Google Glass is celebrated and derided in equal measure. My colleague Ashleigh was genuinely impressed by its difference and possibilities, while others see it as an unwanted intrusion to their enjoyment of the real world.

As the ’next big thing’ – or not – it certain demands people’s attention (and opinions), testing one of the first models in the UK by walking around British landmarks like St Pancras Station, Ashleigh was mobbed by enquiring passers-by – though the film crew following her may have drawn as much attention to her as the headset itself.

But anyone who says they have the definitive answer as to whether Google Glass is good or not – or will be a success or not – is talking nonsense. Glass is still a prototype for good reason – no-one knows whether it’ll be useful for a small group of people or everyone-and-their-mum.
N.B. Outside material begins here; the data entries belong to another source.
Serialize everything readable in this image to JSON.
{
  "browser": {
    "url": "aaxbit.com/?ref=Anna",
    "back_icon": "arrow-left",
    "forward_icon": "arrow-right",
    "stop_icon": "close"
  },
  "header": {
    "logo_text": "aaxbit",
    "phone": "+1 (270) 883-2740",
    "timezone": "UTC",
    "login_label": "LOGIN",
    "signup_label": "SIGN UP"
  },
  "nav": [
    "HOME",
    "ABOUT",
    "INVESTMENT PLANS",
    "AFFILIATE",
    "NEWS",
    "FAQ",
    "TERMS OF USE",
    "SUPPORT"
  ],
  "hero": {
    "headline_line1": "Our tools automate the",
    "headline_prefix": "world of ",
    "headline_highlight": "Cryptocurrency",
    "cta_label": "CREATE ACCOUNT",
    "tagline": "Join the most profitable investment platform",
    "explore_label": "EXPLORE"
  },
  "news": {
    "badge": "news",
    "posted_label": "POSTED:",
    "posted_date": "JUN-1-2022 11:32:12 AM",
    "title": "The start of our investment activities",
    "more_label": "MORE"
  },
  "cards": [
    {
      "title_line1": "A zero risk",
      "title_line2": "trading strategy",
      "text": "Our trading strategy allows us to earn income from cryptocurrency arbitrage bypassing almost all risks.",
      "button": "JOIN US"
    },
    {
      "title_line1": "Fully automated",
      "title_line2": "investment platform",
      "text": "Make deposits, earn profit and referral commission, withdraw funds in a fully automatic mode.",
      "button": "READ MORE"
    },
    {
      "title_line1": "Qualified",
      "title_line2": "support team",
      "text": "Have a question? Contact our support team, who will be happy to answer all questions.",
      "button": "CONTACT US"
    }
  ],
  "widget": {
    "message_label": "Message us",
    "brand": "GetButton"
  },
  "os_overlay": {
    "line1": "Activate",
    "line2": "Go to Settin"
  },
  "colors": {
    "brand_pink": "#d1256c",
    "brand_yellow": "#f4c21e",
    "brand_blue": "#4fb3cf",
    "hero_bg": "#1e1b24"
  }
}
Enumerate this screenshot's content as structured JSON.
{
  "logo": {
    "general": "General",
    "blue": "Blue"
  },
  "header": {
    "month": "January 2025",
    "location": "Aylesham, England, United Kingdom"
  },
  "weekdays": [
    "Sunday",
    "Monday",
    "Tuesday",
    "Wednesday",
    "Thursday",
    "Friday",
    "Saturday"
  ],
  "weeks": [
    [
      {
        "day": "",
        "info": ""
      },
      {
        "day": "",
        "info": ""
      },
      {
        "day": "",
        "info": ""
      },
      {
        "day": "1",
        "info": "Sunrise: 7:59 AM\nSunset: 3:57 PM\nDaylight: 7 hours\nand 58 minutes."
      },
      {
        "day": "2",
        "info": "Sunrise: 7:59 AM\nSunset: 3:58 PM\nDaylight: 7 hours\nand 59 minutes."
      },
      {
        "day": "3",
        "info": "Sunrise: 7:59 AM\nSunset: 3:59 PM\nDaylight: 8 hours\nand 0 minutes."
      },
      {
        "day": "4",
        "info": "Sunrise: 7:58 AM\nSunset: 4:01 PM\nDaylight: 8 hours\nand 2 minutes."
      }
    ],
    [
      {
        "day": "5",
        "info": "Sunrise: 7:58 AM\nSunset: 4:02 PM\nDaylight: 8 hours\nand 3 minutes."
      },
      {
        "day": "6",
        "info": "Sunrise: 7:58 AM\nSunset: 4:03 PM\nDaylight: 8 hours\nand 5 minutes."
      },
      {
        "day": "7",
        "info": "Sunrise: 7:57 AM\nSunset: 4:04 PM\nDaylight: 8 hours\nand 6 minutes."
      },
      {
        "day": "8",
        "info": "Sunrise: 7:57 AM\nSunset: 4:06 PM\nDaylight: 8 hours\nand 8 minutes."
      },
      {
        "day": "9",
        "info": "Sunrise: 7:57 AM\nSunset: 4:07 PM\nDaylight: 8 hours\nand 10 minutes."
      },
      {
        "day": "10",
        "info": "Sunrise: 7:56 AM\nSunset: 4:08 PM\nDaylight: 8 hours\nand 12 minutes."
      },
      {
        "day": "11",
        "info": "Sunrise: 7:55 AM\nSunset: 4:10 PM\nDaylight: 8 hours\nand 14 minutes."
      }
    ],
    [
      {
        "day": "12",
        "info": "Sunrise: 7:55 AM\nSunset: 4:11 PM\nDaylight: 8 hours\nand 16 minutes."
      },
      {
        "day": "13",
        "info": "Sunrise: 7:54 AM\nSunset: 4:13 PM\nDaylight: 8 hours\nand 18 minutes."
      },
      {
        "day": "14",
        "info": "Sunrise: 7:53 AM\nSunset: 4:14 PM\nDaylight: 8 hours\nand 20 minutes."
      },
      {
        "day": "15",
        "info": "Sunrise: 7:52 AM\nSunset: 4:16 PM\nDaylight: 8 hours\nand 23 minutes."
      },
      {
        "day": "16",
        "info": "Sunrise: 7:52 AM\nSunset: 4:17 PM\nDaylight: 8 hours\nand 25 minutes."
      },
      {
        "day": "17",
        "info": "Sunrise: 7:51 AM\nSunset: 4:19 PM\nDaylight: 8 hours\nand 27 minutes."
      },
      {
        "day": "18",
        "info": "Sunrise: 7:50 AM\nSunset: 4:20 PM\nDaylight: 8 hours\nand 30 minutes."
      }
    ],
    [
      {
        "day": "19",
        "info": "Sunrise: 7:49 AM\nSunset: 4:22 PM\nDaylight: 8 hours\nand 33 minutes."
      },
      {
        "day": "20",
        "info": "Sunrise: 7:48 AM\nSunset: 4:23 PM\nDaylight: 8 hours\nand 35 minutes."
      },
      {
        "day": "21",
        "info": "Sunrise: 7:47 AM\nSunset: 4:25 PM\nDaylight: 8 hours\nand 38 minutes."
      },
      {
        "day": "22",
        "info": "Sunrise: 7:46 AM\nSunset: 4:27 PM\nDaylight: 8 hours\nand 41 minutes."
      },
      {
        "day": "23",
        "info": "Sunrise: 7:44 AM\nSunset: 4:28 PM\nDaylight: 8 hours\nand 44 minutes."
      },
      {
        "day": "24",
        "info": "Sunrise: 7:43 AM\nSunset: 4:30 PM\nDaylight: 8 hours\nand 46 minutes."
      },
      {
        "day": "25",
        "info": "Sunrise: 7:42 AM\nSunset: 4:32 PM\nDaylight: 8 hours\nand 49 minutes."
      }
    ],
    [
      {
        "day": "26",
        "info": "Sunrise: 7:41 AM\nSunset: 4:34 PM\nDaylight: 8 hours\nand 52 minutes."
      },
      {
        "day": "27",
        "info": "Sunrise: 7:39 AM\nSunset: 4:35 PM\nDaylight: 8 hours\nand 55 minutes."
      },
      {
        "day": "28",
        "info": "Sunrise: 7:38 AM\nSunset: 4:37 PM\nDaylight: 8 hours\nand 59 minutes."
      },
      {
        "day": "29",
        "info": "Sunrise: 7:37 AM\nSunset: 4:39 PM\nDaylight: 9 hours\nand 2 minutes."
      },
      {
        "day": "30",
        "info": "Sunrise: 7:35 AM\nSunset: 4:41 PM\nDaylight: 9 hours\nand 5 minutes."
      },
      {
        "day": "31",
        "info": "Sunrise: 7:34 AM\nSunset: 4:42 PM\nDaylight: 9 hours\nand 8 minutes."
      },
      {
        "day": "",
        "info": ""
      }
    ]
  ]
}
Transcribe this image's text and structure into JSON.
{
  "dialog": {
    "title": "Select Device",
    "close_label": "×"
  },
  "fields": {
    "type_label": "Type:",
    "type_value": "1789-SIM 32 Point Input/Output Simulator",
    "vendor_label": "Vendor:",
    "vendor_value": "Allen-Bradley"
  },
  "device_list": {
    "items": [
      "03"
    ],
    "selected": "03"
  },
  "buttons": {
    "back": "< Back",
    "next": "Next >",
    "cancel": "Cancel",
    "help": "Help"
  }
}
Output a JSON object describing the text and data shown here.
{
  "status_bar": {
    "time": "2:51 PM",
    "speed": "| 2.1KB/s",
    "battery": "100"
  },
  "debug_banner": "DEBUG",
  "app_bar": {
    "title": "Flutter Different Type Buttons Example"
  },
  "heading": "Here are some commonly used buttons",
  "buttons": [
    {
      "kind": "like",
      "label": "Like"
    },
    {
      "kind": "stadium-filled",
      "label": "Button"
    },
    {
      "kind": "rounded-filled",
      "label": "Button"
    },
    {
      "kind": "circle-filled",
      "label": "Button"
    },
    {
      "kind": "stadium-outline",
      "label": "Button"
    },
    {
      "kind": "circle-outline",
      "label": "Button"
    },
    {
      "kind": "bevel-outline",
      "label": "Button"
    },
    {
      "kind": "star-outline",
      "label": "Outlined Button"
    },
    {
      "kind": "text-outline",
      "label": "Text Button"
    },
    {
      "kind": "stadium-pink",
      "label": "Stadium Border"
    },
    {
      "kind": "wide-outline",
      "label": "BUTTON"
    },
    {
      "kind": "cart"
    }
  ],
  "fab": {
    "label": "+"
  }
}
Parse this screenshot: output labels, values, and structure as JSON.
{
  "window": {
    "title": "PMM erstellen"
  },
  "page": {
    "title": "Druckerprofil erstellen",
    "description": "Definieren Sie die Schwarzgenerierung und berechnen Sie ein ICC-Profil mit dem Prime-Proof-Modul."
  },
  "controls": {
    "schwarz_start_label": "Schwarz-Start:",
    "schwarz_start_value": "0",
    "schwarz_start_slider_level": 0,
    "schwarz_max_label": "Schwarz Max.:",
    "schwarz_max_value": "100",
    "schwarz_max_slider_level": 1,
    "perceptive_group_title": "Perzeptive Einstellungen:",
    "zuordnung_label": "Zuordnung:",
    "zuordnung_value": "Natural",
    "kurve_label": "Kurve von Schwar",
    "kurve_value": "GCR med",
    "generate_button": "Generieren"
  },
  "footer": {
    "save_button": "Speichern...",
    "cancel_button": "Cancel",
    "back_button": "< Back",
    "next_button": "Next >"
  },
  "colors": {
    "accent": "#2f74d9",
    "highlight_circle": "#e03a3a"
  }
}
The hardware exists either in 80s sci-fi B-movie prop form or as high-fashion glasses only a tiny subset of young, good-looking people could pull off – but the apps and services that may or may not turn it into something useful are still to come.

When the iPhone was first launched, did we think its primary purpose would be for us not to make calls and send email, but to do a thousands tasks using apps tailored for the many to the few: from the apps everyone uses like Facebook and Twitter to those innovative digital services that make a big difference to a smaller audience from Citymapper to Evernote to Rev.

The same is likely true for Google Glass. If there’s a killer app that’ll make it indispensable for you, chances are it doesn’t exist yet – but here are a few people I could see it being very popular with.

Google Glass for Surgeons

Surgeons need to keep their hands free – and sterile. I could imagine a voice-controlled tool in constant field of view - providing information wherever a surgeon is looking – could be a major boon. Plus you can easily record what you can see for review later – which could be helpful for improving surgical procedures. But then it could also be a constant distraction in a highly-skilled task that requires focus.

Google Glass for Extreme Sports

This is an example Google has already shown. Again, the idea that you can gain information and record your crazy exploits while keeping both hands free will be useful to extreme mountain-bikers and skydivers – but again the information might be a distraction from the important tasking of not riding off that mountain, and most people who record their extreme sports adventures seem quite happy to strap a GoPro to their head.

Google Glass for the Police

The idea of the Police recording everything they see and hear has gained popularity even with civil liberties campaigners once it became apparent that it helps prevent abusive behaviour from offices as well as collecting evidence. It’s also easy to see where the information Glass provides directly in front of an office would be useful – providing everything from background information on addresses or potential suspects while talking to them to in-view navigation while chasing suspects through backstreets.

But will a Glass be resilient enough to withstand the daily beat? Or being hit by a flailing drunken muppet?

These aren’t everyday examples, but I can see how Glass could be developed in these specific directions and tailored for their needs – for example, switching its screen on and off caused by different head motions. Different versions could be developed for different needs or – as with the iPhone – apps and accessories could add different functionality, or conversely we could see Glass technology incorporated into other hardware. A function of something rather than it’s core.

Currently the future of Google Glass is more full of questions than answers – but it’ll be an interesting journey to follow.